§ **EXERCISE DESCRIPTION**: Find every line below with the word "icon". Then give only how many there are.
#### LISTED ENTRIES ####
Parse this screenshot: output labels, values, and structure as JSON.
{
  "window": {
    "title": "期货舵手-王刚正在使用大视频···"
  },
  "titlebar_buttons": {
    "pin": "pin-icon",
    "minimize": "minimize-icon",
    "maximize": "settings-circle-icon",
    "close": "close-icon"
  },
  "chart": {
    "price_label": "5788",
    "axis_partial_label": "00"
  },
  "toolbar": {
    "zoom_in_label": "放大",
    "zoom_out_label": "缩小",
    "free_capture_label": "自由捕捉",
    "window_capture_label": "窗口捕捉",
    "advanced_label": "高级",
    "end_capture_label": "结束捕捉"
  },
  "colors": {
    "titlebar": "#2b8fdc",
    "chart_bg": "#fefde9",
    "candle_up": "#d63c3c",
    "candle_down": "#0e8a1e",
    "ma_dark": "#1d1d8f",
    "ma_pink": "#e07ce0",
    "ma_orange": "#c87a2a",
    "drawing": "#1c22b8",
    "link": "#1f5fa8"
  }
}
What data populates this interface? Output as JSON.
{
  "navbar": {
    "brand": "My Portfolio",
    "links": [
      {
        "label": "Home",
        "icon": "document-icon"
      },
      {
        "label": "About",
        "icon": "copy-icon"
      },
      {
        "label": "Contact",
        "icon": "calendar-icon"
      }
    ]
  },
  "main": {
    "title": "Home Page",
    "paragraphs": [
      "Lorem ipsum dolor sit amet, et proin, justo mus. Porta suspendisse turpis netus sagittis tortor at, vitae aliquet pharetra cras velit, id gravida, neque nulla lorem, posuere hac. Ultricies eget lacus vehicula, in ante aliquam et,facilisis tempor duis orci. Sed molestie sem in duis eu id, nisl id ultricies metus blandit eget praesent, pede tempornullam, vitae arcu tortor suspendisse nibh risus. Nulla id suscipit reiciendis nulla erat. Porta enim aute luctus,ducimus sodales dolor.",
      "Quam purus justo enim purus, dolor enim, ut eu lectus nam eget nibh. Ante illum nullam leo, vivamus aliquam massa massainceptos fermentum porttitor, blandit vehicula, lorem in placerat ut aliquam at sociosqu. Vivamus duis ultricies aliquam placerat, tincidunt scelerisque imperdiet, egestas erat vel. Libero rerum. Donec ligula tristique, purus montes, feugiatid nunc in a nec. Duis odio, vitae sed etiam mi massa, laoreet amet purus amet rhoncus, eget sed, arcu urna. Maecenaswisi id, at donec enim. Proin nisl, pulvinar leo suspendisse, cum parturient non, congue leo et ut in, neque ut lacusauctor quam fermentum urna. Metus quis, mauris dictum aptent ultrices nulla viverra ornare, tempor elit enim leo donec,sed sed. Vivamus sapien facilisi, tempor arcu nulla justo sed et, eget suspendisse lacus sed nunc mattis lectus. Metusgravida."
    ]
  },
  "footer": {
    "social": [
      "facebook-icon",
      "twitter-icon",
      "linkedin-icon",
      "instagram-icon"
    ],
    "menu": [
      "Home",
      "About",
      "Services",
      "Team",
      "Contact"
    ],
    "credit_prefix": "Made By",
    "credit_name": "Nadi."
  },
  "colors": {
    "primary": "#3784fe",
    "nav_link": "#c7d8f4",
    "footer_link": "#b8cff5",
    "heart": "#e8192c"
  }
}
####
§ **SOLUTION TO THIS PROBLEM**: 11